   (3) Urinalysis finding indicate finalists are dehydrated before and during the competition as demonstrated by elevated values for specific gravity, osmolarity, potassium, proteins and ketones. The data also showed glomerular filtration rates were reduced [44]
   (4) Although we have recommended a MWW be one with no less than 5% fat [45], we found that 33% of the contestants (N = 47) had fat percentages lower than this value. All were in weight classes lower than 131 lb (54.94 kg) and all were among the youngest of the competitors [45]
3. Since the IMS or IHSAA was unresponsive to our report and its recommendations [46], we (Tipton, Oppliger, Tcheng) organized the MWS and combined forces with investigators from the states of Illinois, Minnesota, Nebraska, and Ohio. They were interested in the MWW concept and were active with their respective state associations to implement such a program. Select results were the following [47]:
  a. Developed a scholastic wrestler data base from 860 individuals that included stature, body diameters (n − 7), body circumferences (N = 10), body skinfolds (N = 9), body density, and fat-free mass (FFB).
  b. Used the statistical expertise of Thorland, Lohman, and Tcheng to perform cross validations of 16 different equations plus 9 new ones. We found that the skinfold equation of Lohman [48] was the equation of choice because it had the lowest constant and total errors [47].
4. The availability of a practical MWW equation had an impact on an individual (Herrmann) associated with the Wisconsin Interscholastic Athletic Association (WIAA) and on two physicians associated with the University of Wisconsin (Harms and Landry), all of whom were deeply concerned about the problems of “making weight.” They invited Dr. Oppliger from the University of Iowa to join them and collectively initiated the Wisconsin Wrestling Minimal Weight Project (WWMWP [9]).
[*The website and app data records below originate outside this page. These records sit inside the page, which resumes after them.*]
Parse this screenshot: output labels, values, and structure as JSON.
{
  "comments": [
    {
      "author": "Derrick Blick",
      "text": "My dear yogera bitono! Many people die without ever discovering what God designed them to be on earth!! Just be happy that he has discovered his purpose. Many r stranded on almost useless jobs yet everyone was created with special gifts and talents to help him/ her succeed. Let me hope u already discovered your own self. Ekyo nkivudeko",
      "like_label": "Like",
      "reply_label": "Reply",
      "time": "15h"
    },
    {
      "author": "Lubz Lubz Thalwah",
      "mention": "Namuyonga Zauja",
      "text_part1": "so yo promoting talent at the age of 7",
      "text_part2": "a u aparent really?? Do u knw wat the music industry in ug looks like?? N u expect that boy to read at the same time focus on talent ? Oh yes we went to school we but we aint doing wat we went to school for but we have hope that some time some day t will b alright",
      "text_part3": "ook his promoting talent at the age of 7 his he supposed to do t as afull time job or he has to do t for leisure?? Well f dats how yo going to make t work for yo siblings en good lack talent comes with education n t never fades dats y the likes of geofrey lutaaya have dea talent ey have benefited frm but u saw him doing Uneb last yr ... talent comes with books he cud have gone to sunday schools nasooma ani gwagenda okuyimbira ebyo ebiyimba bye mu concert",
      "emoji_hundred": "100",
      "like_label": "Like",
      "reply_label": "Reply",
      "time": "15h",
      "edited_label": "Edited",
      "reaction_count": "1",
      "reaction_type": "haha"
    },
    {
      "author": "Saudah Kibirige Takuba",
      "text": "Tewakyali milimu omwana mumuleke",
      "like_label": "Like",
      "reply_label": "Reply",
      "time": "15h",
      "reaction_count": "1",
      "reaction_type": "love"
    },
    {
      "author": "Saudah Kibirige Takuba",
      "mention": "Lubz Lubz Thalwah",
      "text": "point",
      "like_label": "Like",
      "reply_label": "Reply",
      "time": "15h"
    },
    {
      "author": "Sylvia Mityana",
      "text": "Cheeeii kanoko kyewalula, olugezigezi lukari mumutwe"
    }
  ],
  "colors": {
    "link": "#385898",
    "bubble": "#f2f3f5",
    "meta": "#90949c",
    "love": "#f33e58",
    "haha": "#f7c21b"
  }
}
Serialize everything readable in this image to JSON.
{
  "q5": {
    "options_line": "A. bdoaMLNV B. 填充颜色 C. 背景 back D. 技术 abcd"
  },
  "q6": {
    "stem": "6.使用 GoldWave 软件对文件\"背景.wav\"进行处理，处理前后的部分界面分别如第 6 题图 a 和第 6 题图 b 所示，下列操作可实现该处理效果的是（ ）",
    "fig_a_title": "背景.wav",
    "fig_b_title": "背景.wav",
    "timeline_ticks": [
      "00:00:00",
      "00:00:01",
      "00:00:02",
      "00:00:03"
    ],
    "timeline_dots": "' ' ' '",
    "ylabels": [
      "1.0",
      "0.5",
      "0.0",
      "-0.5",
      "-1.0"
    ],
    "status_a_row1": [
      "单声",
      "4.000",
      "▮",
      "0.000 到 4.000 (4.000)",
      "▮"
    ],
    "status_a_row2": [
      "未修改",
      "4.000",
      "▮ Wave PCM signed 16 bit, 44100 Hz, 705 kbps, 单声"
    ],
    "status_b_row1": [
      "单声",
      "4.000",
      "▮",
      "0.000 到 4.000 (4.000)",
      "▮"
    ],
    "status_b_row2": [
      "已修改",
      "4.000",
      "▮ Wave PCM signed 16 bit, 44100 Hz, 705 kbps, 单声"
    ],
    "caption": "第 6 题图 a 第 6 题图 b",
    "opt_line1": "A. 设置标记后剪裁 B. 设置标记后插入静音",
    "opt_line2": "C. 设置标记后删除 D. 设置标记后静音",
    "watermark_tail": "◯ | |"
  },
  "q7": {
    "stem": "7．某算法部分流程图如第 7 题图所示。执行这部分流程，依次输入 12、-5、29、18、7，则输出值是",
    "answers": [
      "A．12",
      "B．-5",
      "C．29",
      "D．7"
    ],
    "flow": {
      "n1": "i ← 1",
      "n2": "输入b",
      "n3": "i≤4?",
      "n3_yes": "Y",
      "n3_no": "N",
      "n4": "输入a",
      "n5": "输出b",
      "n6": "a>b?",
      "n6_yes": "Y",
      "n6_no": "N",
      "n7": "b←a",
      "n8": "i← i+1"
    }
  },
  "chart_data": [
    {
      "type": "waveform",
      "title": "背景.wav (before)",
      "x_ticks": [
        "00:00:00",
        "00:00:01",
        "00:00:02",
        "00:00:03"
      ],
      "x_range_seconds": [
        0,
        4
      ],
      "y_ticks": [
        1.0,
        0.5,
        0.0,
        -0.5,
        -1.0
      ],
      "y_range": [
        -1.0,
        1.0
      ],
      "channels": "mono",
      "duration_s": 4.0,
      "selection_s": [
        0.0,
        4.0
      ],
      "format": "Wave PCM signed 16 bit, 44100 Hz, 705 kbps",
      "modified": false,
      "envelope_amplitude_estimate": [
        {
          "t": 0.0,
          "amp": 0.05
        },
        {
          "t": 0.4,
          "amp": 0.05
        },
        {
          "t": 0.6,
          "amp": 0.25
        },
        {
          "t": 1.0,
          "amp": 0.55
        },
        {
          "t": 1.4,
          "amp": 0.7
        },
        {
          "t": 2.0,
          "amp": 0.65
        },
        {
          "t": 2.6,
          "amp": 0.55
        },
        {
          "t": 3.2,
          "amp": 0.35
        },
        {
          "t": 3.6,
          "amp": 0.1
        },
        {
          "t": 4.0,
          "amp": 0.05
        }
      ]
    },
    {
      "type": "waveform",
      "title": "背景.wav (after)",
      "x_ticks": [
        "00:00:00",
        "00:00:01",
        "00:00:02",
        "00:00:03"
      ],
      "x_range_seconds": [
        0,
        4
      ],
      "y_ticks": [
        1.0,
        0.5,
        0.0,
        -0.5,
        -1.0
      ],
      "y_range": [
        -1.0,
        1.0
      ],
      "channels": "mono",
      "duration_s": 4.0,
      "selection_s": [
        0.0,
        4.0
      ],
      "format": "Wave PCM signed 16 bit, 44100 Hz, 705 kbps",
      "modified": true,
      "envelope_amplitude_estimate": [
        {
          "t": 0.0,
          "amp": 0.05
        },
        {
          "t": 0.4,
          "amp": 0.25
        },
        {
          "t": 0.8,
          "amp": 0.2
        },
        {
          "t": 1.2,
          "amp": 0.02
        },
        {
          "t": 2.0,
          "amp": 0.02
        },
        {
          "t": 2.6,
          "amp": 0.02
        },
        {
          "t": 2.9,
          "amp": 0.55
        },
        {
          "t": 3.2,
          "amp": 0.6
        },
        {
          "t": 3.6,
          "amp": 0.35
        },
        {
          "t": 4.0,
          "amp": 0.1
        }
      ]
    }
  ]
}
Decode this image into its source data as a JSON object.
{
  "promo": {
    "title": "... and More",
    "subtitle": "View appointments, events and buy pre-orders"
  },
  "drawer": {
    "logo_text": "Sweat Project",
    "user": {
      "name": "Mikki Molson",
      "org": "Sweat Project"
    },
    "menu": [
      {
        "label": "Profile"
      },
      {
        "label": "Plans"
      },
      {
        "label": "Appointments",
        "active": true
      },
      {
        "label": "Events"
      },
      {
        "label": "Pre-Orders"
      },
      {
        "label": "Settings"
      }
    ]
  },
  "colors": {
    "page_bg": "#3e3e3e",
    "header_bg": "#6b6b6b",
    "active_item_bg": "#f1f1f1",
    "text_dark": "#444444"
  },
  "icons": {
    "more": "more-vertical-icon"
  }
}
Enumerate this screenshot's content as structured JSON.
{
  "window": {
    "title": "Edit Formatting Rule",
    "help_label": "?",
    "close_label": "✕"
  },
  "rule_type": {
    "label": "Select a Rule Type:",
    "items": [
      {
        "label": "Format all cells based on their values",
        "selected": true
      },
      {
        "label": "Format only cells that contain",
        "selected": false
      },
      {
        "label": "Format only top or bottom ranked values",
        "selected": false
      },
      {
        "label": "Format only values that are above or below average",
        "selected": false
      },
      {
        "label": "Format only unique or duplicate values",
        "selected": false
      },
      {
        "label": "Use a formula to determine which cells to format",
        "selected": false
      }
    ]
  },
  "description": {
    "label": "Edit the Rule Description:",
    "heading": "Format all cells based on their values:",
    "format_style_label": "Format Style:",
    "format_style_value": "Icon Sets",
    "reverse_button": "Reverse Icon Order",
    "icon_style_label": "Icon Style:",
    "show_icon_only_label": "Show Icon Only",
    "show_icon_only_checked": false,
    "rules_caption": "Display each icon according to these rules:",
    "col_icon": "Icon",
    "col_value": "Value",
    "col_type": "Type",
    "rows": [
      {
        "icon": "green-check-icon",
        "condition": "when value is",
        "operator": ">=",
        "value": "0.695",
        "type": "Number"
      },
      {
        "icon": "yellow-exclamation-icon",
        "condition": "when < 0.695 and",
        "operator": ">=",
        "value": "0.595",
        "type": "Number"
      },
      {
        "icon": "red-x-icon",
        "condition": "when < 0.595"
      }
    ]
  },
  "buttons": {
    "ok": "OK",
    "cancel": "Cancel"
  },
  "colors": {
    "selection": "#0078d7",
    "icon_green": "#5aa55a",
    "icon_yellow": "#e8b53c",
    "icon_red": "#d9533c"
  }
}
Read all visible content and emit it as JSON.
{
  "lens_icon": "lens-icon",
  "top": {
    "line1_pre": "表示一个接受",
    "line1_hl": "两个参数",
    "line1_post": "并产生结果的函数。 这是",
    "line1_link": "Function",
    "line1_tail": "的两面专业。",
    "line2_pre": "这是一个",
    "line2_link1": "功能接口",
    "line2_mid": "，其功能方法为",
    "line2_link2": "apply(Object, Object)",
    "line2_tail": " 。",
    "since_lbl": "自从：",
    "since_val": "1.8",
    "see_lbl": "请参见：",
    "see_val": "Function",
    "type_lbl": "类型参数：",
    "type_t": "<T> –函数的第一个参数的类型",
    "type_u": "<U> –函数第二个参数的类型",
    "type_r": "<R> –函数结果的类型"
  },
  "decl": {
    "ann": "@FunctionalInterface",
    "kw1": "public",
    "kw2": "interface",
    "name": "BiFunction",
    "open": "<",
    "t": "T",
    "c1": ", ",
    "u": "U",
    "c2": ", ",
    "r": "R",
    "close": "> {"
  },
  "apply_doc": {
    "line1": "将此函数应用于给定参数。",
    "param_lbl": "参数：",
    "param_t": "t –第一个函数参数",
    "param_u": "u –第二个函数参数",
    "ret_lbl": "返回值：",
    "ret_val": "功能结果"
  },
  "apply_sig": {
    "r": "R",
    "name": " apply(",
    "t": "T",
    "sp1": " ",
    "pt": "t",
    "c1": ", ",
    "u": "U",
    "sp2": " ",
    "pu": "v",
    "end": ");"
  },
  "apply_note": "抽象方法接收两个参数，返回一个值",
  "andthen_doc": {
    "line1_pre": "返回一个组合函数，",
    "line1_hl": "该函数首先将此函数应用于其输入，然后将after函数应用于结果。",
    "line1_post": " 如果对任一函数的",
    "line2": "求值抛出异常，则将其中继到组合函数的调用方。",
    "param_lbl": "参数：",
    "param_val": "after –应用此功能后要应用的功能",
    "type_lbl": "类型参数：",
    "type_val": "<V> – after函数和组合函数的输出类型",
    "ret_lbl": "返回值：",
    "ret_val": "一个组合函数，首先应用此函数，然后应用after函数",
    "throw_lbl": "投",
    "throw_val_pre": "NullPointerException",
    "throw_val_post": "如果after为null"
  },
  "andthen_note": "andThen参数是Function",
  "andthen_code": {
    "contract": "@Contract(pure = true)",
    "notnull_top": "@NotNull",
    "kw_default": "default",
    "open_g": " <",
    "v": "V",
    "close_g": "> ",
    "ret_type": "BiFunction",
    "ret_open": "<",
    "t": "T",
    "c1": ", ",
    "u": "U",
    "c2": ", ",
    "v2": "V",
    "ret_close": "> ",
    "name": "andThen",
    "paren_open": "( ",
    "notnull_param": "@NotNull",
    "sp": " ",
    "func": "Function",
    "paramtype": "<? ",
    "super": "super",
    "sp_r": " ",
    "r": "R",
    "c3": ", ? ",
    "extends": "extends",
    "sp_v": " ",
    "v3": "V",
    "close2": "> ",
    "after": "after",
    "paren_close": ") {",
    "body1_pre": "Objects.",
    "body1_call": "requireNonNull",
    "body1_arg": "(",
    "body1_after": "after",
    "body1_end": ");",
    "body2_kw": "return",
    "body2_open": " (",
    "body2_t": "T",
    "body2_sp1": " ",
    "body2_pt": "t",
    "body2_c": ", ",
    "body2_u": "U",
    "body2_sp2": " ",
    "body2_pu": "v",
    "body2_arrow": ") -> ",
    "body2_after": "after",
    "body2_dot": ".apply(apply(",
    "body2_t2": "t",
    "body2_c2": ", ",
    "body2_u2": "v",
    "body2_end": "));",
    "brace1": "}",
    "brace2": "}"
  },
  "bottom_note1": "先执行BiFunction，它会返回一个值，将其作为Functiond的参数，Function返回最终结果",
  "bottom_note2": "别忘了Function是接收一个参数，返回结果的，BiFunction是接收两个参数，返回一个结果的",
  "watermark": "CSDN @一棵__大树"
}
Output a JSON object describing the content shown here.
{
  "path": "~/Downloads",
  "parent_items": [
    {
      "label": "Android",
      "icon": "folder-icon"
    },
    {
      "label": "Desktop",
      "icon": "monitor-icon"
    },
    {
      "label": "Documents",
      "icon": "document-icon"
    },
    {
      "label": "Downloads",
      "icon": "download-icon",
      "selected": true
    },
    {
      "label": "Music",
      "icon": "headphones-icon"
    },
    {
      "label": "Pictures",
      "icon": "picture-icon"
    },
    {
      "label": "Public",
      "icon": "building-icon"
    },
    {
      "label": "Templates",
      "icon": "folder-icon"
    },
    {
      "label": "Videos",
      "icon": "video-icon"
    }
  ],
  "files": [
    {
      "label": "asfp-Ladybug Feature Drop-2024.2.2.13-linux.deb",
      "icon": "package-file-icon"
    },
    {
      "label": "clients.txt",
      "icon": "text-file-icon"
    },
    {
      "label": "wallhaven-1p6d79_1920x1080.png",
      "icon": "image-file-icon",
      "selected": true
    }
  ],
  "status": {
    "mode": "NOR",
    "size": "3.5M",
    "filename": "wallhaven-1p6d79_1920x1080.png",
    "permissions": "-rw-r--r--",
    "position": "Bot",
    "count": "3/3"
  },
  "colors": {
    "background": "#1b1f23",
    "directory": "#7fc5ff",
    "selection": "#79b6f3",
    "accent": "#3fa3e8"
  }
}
  a. WWMWP advocated a 3-year trial period beginning in 1989 using the Lohman equation for a minimum wrestling weight of 7% fat that allowed no more than a loss of 3 lb (1.36 kg) per week which had the full support of Wisconsin Dietetic Association and the Wisconsin Department of Public Instruction. However, the Wisconsin Wrestling Coaches Association was not supportive of the project [49]
  b. In 1991, WIAA mandated all high schools with wrestling programs follow the procedures established by the WWMWP. Besides having the support of parents, wrestlers, administrators, and various associations, it also became accepted by the coaches. It is of interest that by 1994, there was a 6% increase in the number of individuals who became certified [49].
  c. These developments had minimum impact on Iowa officials or on members of the Wrestling Rules Committee of the National Federation of State High School Associations (NFSHSA)
5. In 1997, three collegiate wrestlers died in their attempts to “make weight” [10]. According to Casperson [11], an employee of the Center for Disease Control (CDC), it was the CDC that “encouraged” the National Collegiate Athletic Association (NCAA) to instantly modify the rules for the making of weight by collegiate wrestlers
6. In 2005, the NFSHSA mandated that beginning with the 2006–2007 competitive season, all states that implemented a program pertaining to a minimal wrestling weight for high school students that included a body weight that has no less than 7% fat for males and 12% for females would allow no more than a 1.5% loss in body weight per week, while permitting finalists to gain 1 lb (0.45 kg) per day during tournament competition [12].